Excerpts from an interface dataset:
--- --- ---
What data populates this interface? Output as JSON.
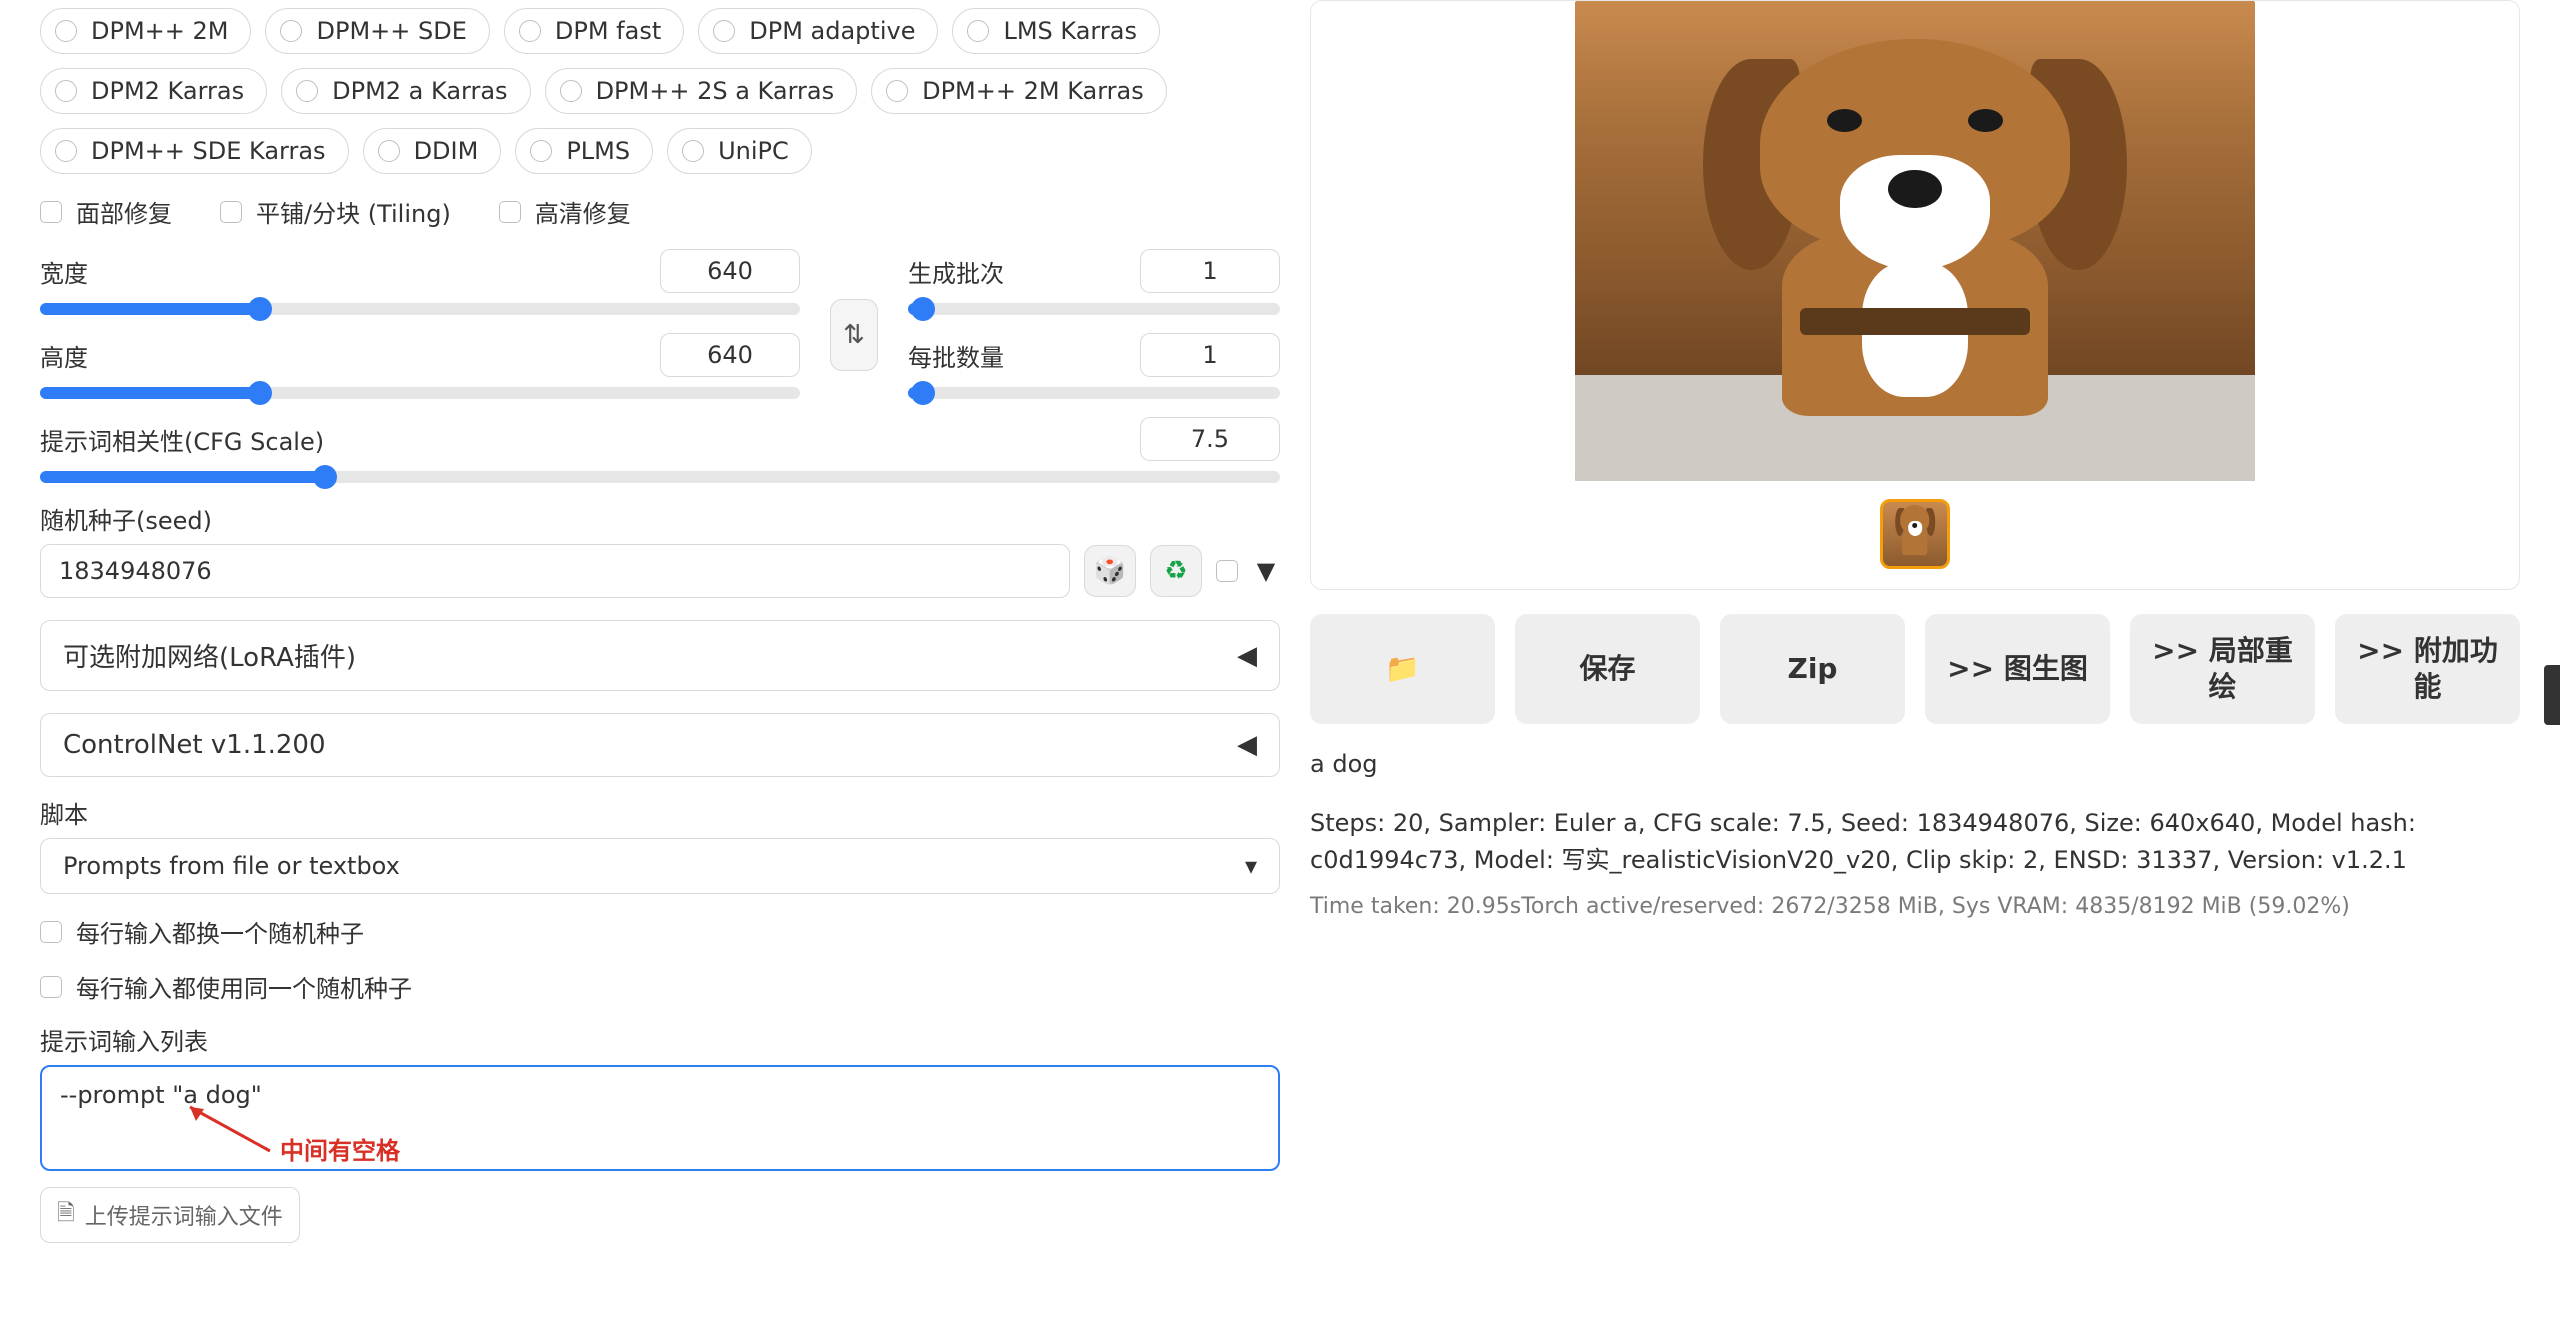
{
  "samplers": [
    "DPM++ 2M",
    "DPM++ SDE",
    "DPM fast",
    "DPM adaptive",
    "LMS Karras",
    "DPM2 Karras",
    "DPM2 a Karras",
    "DPM++ 2S a Karras",
    "DPM++ 2M Karras",
    "DPM++ SDE Karras",
    "DDIM",
    "PLMS",
    "UniPC"
  ],
  "checks": {
    "face": "面部修复",
    "tiling": "平铺/分块 (Tiling)",
    "hires": "高清修复"
  },
  "dims": {
    "width_label": "宽度",
    "width": "640",
    "height_label": "高度",
    "height": "640"
  },
  "batch": {
    "count_label": "生成批次",
    "count": "1",
    "size_label": "每批数量",
    "size": "1"
  },
  "cfg": {
    "label": "提示词相关性(CFG Scale)",
    "value": "7.5"
  },
  "seed": {
    "label": "随机种子(seed)",
    "value": "1834948076"
  },
  "accordions": {
    "lora": "可选附加网络(LoRA插件)",
    "controlnet": "ControlNet v1.1.200"
  },
  "script": {
    "label": "脚本",
    "value": "Prompts from file or textbox"
  },
  "script_opts": {
    "iterate": "每行输入都换一个随机种子",
    "same": "每行输入都使用同一个随机种子",
    "list_label": "提示词输入列表",
    "text": "--prompt \"a dog\"",
    "upload": "上传提示词输入文件"
  },
  "annotation": "中间有空格",
  "actions": {
    "folder": "📁",
    "save": "保存",
    "zip": "Zip",
    "img2img": ">> 图生图",
    "inpaint": ">> 局部重绘",
    "extras": ">> 附加功能"
  },
  "result": {
    "prompt": "a dog",
    "params": "Steps: 20, Sampler: Euler a, CFG scale: 7.5, Seed: 1834948076, Size: 640x640, Model hash: c0d1994c73, Model: 写实_realisticVisionV20_v20, Clip skip: 2, ENSD: 31337, Version: v1.2.1",
    "timing": "Time taken: 20.95sTorch active/reserved: 2672/3258 MiB, Sys VRAM: 4835/8192 MiB (59.02%)"
  },
  "icons": {
    "swap": "⇅",
    "dice": "🎲",
    "recycle": "♻",
    "tri_left": "◀",
    "tri_down": "▼",
    "caret": "▾",
    "file": "🗎"
  }
}
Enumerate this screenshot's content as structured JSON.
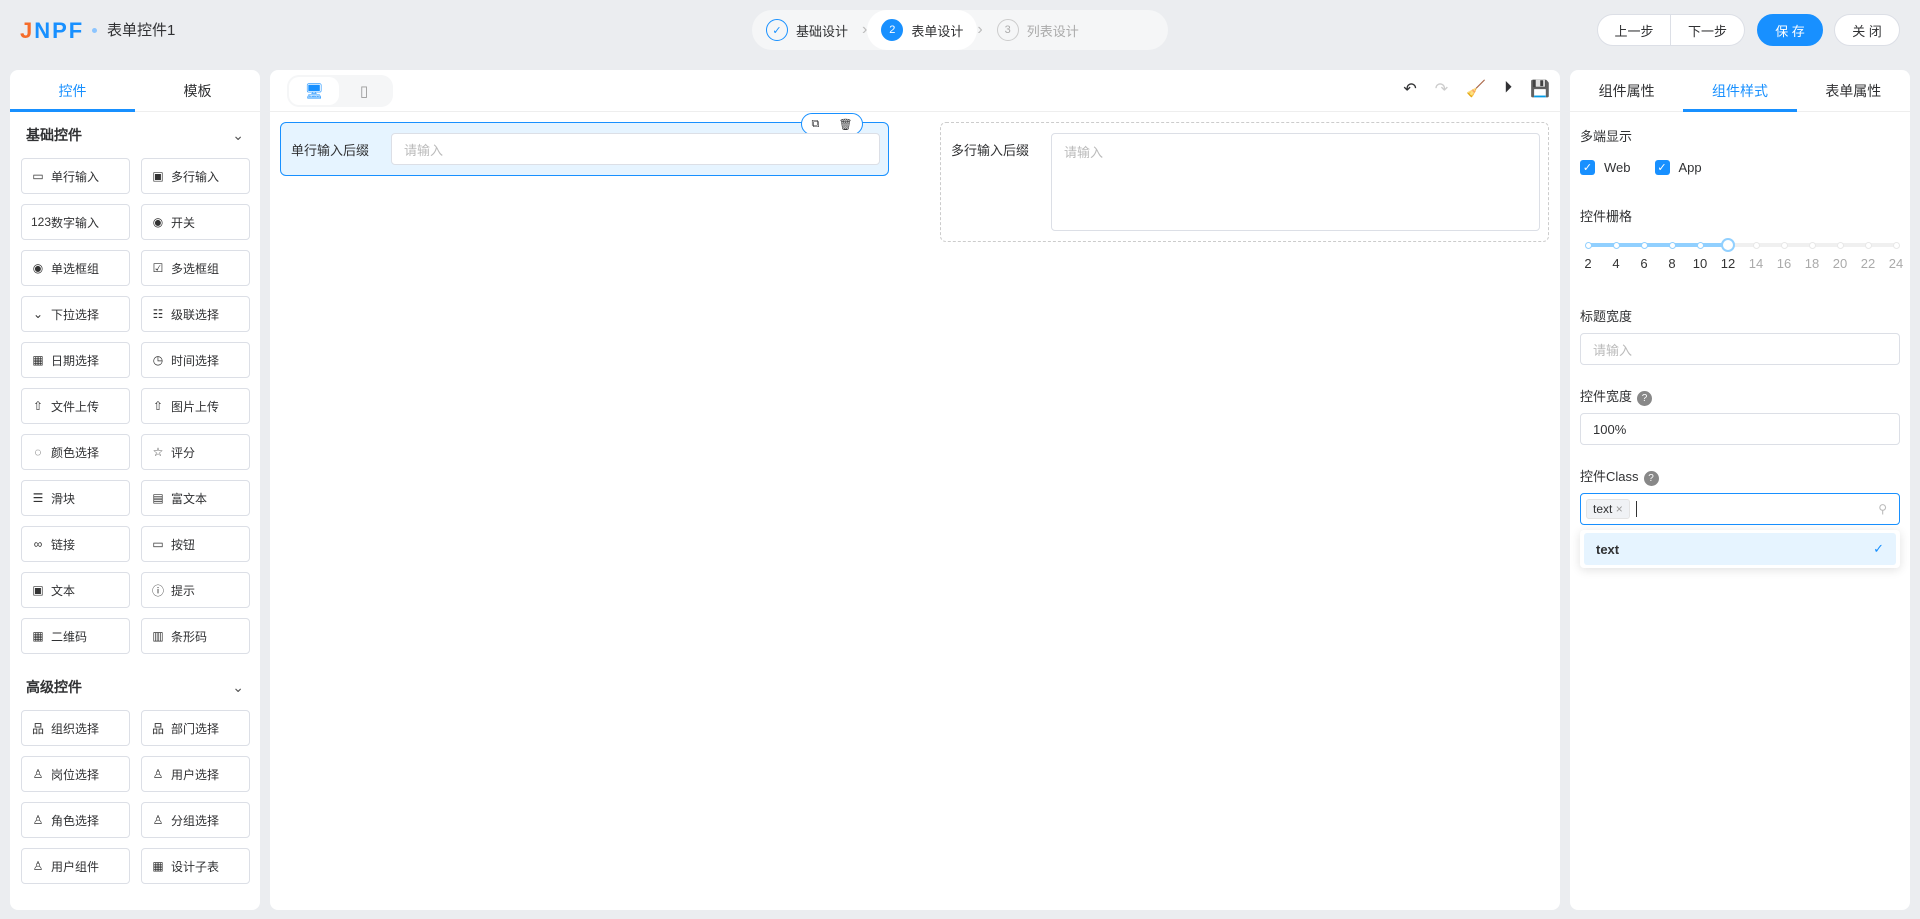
{
  "header": {
    "logo": "JNPF",
    "title": "表单控件1",
    "steps": [
      {
        "num": "✓",
        "label": "基础设计"
      },
      {
        "num": "2",
        "label": "表单设计"
      },
      {
        "num": "3",
        "label": "列表设计"
      }
    ],
    "prev": "上一步",
    "next": "下一步",
    "save": "保 存",
    "close": "关 闭"
  },
  "left": {
    "tabs": [
      "控件",
      "模板"
    ],
    "basic_title": "基础控件",
    "basic": [
      [
        "▭",
        "单行输入"
      ],
      [
        "▣",
        "多行输入"
      ],
      [
        "123",
        "数字输入"
      ],
      [
        "◉",
        "开关"
      ],
      [
        "◉",
        "单选框组"
      ],
      [
        "☑",
        "多选框组"
      ],
      [
        "⌄",
        "下拉选择"
      ],
      [
        "☷",
        "级联选择"
      ],
      [
        "▦",
        "日期选择"
      ],
      [
        "◷",
        "时间选择"
      ],
      [
        "⇧",
        "文件上传"
      ],
      [
        "⇧",
        "图片上传"
      ],
      [
        "◌",
        "颜色选择"
      ],
      [
        "☆",
        "评分"
      ],
      [
        "☰",
        "滑块"
      ],
      [
        "▤",
        "富文本"
      ],
      [
        "∞",
        "链接"
      ],
      [
        "▭",
        "按钮"
      ],
      [
        "▣",
        "文本"
      ],
      [
        "ⓘ",
        "提示"
      ],
      [
        "▦",
        "二维码"
      ],
      [
        "▥",
        "条形码"
      ]
    ],
    "adv_title": "高级控件",
    "advanced": [
      [
        "品",
        "组织选择"
      ],
      [
        "品",
        "部门选择"
      ],
      [
        "♙",
        "岗位选择"
      ],
      [
        "♙",
        "用户选择"
      ],
      [
        "♙",
        "角色选择"
      ],
      [
        "♙",
        "分组选择"
      ],
      [
        "♙",
        "用户组件"
      ],
      [
        "▦",
        "设计子表"
      ]
    ]
  },
  "canvas": {
    "field1_label": "单行输入后缀",
    "field1_placeholder": "请输入",
    "field2_label": "多行输入后缀",
    "field2_placeholder": "请输入"
  },
  "right": {
    "tabs": [
      "组件属性",
      "组件样式",
      "表单属性"
    ],
    "multi_label": "多端显示",
    "web": "Web",
    "app": "App",
    "grid_label": "控件栅格",
    "grid_ticks": [
      "2",
      "4",
      "6",
      "8",
      "10",
      "12",
      "14",
      "16",
      "18",
      "20",
      "22",
      "24"
    ],
    "grid_value": 12,
    "title_width_label": "标题宽度",
    "title_width_placeholder": "请输入",
    "width_label": "控件宽度",
    "width_value": "100%",
    "class_label": "控件Class",
    "class_tag": "text",
    "class_option": "text"
  }
}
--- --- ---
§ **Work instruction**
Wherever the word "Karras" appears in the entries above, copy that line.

§ **Finished task**
    "LMS Karras",
    "DPM2 Karras",
    "DPM2 a Karras",
    "DPM++ 2S a Karras",
    "DPM++ 2M Karras",
    "DPM++ SDE Karras",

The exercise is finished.